prices of agricultural commodities in India
influence on prices. This also meant that the level of income and
prosperity of Indian farmers especially producing commercial crops came
gradually to be influenced by the level of prosperity of industrialized
countries like England which were now purchasing many of the
agricultural commodities from India.
Establishment of New Processing Industries: Changes in the
composition of India’s exports resulted in gradual emergence of a number
of new processing industries like cotton-ginning and cotton-pressing
factories, jute-presses, mills for polishing rice, tanneries and leather-works
and so on. Expansion of certain mineral products was mainly brought
about in response to export needs. Certain forest produces like lac began
to be exported. Naturally systematic production of a variety of forest
produce began to be undertaken in India at about this time.
Emergence of Managing Agency System: The most important among
the institutions that came into existence during the second half of the 19th
century were the European Managing Agency Houses. ‘Managing Agency
House’ was the peculiar product of the Indo-British relations during the
19th century. The Managing Agency Houses raised funds in England and
India and took responsibility on behalf of the clients (who had retired from
service in India after making lot of money and generally resided in
England) to run industries or trading establishments in India. Managing
Agency Houses undertook this responsibility on behalf of their clients who
provided finance but were not in the position to undertake day-to-day
responsibility of running the industrial or trading activities of the
Company. Capital from England also began to flow into India during the
second half of the 19th century when railway construction in India started.
Investment of foreign capital in India after 1850 pushed up the pace of
economic transition.
Breakdown of Traditional Self-sufficient Village Economy: Another
significant development was the breakdown of the system of traditional,
autonomous, self-sufficient village economy in India. The isolation of the
village came to be gradually broken because of developments in the field

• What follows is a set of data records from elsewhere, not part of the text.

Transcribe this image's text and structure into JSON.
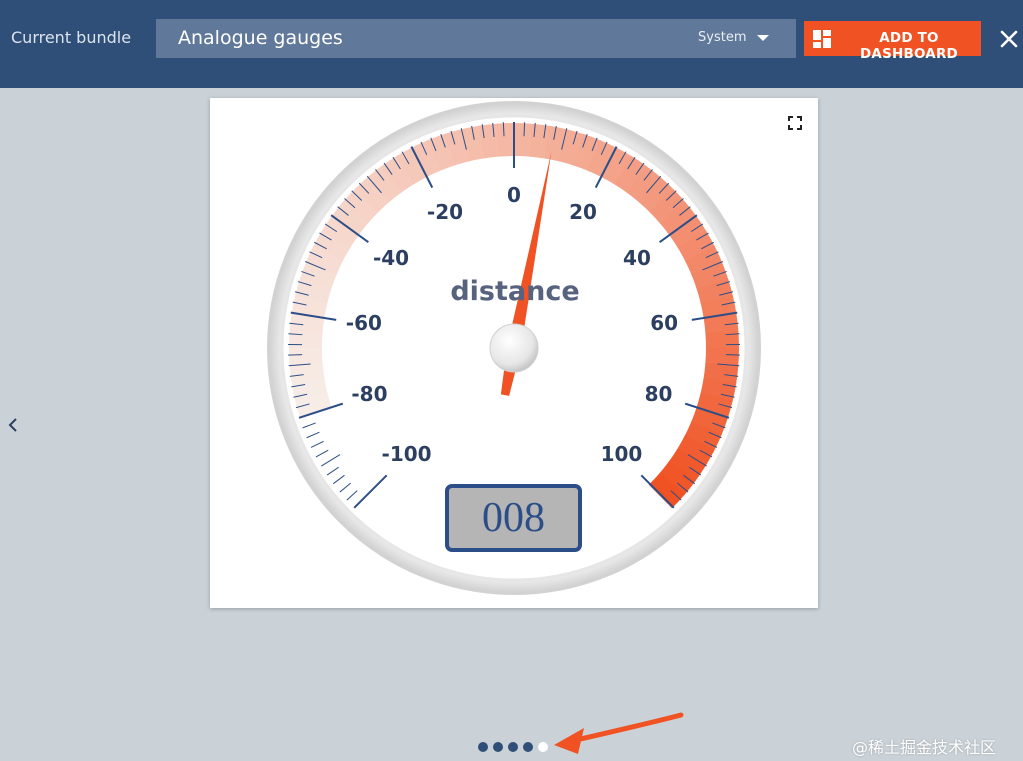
{
  "header": {
    "bundle_label": "Current bundle",
    "selected_bundle": "Analogue gauges",
    "bundle_scope": "System",
    "add_button_label": "ADD TO DASHBOARD"
  },
  "gauge": {
    "title": "distance",
    "readout": "008",
    "value": 8,
    "min": -100,
    "max": 100,
    "major_ticks": [
      "-100",
      "-80",
      "-60",
      "-40",
      "-20",
      "0",
      "20",
      "40",
      "60",
      "80",
      "100"
    ],
    "colors": {
      "accent": "#f05223",
      "tick": "#2c4e88",
      "readout_border": "#2c4e88",
      "readout_bg": "#b5b5b5"
    }
  },
  "pager": {
    "count": 5,
    "active_index": 4
  },
  "watermark": "@稀土掘金技术社区",
  "icons": {
    "dashboard": "dashboard-icon",
    "dropdown": "chevron-down-icon",
    "close": "close-icon",
    "prev": "chevron-left-icon",
    "fullscreen": "fullscreen-icon"
  }
}
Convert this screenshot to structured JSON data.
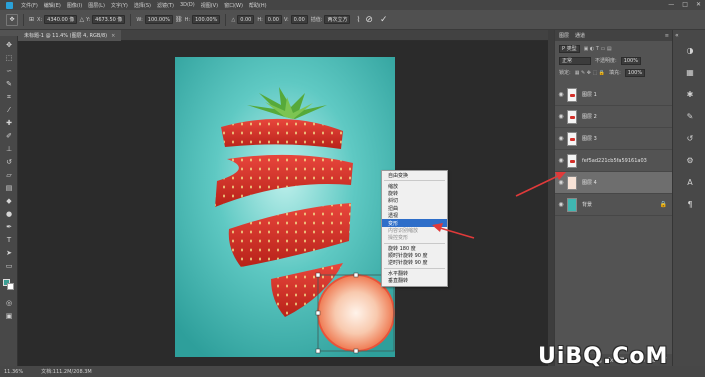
{
  "menubar": {
    "items": [
      "文件(F)",
      "编辑(E)",
      "图像(I)",
      "图层(L)",
      "文字(Y)",
      "选择(S)",
      "滤镜(T)",
      "3D(D)",
      "视图(V)",
      "窗口(W)",
      "帮助(H)"
    ],
    "window_controls": [
      "—",
      "□",
      "✕"
    ]
  },
  "options": {
    "x_label": "X:",
    "x_value": "4340.00 像",
    "y_label": "Y:",
    "y_value": "4673.50 像",
    "w_label": "W:",
    "w_value": "100.00%",
    "h_label": "H:",
    "h_value": "100.00%",
    "angle_label": "△",
    "angle_value": "0.00",
    "hskew_label": "H:",
    "hskew_value": "0.00",
    "vskew_label": "V:",
    "vskew_value": "0.00",
    "interp_label": "插值:",
    "interp_value": "两次立方",
    "commit": "✓",
    "cancel": "⊘"
  },
  "document": {
    "tab_title": "未标题-1 @ 11.4% (图层 4, RGB/8)",
    "tab_close": "×",
    "zoom": "11.36%",
    "doc_info": "文档:111.2M/208.3M"
  },
  "context_menu": {
    "items": [
      {
        "label": "自由变换",
        "state": "normal"
      },
      {
        "sep": true
      },
      {
        "label": "缩放",
        "state": "normal"
      },
      {
        "label": "旋转",
        "state": "normal"
      },
      {
        "label": "斜切",
        "state": "normal"
      },
      {
        "label": "扭曲",
        "state": "normal"
      },
      {
        "label": "透视",
        "state": "normal"
      },
      {
        "label": "变形",
        "state": "highlighted"
      },
      {
        "label": "内容识别缩放",
        "state": "disabled"
      },
      {
        "label": "操控变形",
        "state": "disabled"
      },
      {
        "sep": true
      },
      {
        "label": "旋转 180 度",
        "state": "normal"
      },
      {
        "label": "顺时针旋转 90 度",
        "state": "normal"
      },
      {
        "label": "逆时针旋转 90 度",
        "state": "normal"
      },
      {
        "sep": true
      },
      {
        "label": "水平翻转",
        "state": "normal"
      },
      {
        "label": "垂直翻转",
        "state": "normal"
      }
    ]
  },
  "layers_panel": {
    "tabs": [
      "图层",
      "通道"
    ],
    "filter_kind": "P 类型",
    "blend_mode": "正常",
    "opacity_label": "不透明度:",
    "opacity_value": "100%",
    "lock_label": "锁定:",
    "fill_label": "填充:",
    "fill_value": "100%",
    "layers": [
      {
        "name": "图层 1",
        "visible": true,
        "selected": false,
        "thumb": "strawberry"
      },
      {
        "name": "图层 2",
        "visible": true,
        "selected": false,
        "thumb": "strawberry"
      },
      {
        "name": "图层 3",
        "visible": true,
        "selected": false,
        "thumb": "strawberry"
      },
      {
        "name": "fef5ad221cb5fa59161a03",
        "visible": true,
        "selected": false,
        "thumb": "strawberry"
      },
      {
        "name": "图层 4",
        "visible": true,
        "selected": true,
        "thumb": "slice"
      },
      {
        "name": "背景",
        "visible": true,
        "selected": false,
        "thumb": "background",
        "locked": true
      }
    ],
    "footer_icons": [
      "link-icon",
      "fx-icon",
      "mask-icon",
      "adjustment-icon",
      "folder-icon",
      "new-layer-icon",
      "trash-icon"
    ]
  },
  "colors": {
    "canvas_bg": "#2b2b2b",
    "teal": "#3fb6b1",
    "strawberry": "#d4302a",
    "highlight": "#2e6ec9",
    "arrow": "#e03a3a"
  },
  "watermark": "UiBQ.CoM"
}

of transport and communications, i.e., roads and railways. After the
conquest of India in 1818, British      authorities in India established highly